Citation: Dotson AL, Zhu W, Libal N, Alkayed NJ and Offner H (2014) Different immunological mechanisms govern protection from experimental stroke in young and older mice with recombinant TCR ligand therapy. Front. Cell. Neurosci. 8:284. doi: 10.3389/fncel.2014.00284

Received: 18 August 2014; Accepted: 26 August 2014;
Published online: 25 September 2014.

Edited by:

Arthur Liesz, University Hospital Munich, Germany

Reviewed by:

Keith Pennypacker, University of South Florida, USA
Rony Dahan, The Rockefeller University, USA

Copyright © 2014 Dotson, Zhu, Libal, Alkayed and Offner. This is an open-access article distributed under the terms of the Creative Commons Attribution License (CC BY). The use, distribution or reproduction in other forums is permitted, provided the original author(s) or licensor are credited and that the original publication in this journal is cited, in accordance with accepted academic practice. No use, distribution or reproduction is permitted which does not comply with these terms.

*Correspondence: Halina Offner, Neuroimmunology Research, R&D-31, Portland Veterans Affairs Medical Center, 3710 SW US Veterans Hospital Rd., Portland, OR 97239, USA e-mail: offnerva@ohsu.edu

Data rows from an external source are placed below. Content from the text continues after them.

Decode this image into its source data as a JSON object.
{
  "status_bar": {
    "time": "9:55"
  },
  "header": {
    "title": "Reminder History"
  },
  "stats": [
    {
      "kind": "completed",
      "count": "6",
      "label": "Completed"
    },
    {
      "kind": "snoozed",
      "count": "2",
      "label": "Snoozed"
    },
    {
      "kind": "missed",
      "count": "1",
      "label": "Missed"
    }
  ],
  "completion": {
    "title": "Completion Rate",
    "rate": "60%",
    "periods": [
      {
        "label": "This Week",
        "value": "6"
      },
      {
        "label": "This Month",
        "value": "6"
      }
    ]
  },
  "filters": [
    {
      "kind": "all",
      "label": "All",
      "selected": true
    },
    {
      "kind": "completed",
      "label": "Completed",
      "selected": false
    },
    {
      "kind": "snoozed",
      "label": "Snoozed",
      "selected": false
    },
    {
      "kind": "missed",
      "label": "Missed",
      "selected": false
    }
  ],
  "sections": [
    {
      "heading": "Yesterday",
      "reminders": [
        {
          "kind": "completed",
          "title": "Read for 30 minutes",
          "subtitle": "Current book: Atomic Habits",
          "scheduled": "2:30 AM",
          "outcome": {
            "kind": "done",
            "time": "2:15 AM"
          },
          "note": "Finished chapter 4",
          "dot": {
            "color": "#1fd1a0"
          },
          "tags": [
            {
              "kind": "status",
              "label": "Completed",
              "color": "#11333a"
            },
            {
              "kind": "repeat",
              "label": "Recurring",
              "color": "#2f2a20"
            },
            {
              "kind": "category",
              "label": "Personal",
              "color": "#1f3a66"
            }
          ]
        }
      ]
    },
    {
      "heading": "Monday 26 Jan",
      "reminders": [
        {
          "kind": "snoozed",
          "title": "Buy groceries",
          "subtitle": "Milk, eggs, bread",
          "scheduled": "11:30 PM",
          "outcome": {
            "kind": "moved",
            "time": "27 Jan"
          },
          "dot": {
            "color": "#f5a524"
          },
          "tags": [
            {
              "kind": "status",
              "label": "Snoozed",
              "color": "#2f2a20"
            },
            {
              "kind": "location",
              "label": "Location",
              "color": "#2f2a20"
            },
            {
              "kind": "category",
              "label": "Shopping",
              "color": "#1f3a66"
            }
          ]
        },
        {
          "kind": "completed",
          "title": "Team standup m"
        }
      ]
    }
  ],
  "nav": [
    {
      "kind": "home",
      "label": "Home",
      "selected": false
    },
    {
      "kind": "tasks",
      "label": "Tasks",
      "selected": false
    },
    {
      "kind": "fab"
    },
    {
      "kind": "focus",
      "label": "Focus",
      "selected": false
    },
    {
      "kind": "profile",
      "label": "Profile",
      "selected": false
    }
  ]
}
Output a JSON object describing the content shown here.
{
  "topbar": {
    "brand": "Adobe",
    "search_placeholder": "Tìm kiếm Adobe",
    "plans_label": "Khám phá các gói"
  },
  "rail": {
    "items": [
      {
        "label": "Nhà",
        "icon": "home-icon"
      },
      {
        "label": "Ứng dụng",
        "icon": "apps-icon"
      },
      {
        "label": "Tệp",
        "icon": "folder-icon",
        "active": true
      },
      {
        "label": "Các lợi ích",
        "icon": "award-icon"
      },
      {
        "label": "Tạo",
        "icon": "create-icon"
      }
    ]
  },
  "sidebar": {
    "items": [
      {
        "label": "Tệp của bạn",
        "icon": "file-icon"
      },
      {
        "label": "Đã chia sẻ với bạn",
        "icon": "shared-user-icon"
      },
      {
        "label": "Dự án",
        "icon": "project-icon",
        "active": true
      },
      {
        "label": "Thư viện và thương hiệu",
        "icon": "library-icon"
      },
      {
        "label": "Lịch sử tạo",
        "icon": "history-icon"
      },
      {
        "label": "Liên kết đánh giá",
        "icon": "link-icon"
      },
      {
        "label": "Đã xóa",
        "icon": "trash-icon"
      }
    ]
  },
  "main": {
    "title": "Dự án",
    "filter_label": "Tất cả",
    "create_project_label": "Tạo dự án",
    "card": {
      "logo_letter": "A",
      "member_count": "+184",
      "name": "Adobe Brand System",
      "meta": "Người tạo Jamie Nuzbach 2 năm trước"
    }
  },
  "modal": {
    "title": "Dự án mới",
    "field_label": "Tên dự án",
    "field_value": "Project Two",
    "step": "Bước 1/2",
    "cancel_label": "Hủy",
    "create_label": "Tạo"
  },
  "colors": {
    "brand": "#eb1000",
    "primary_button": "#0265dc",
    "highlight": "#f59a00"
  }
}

These authors have contributed equally to this work.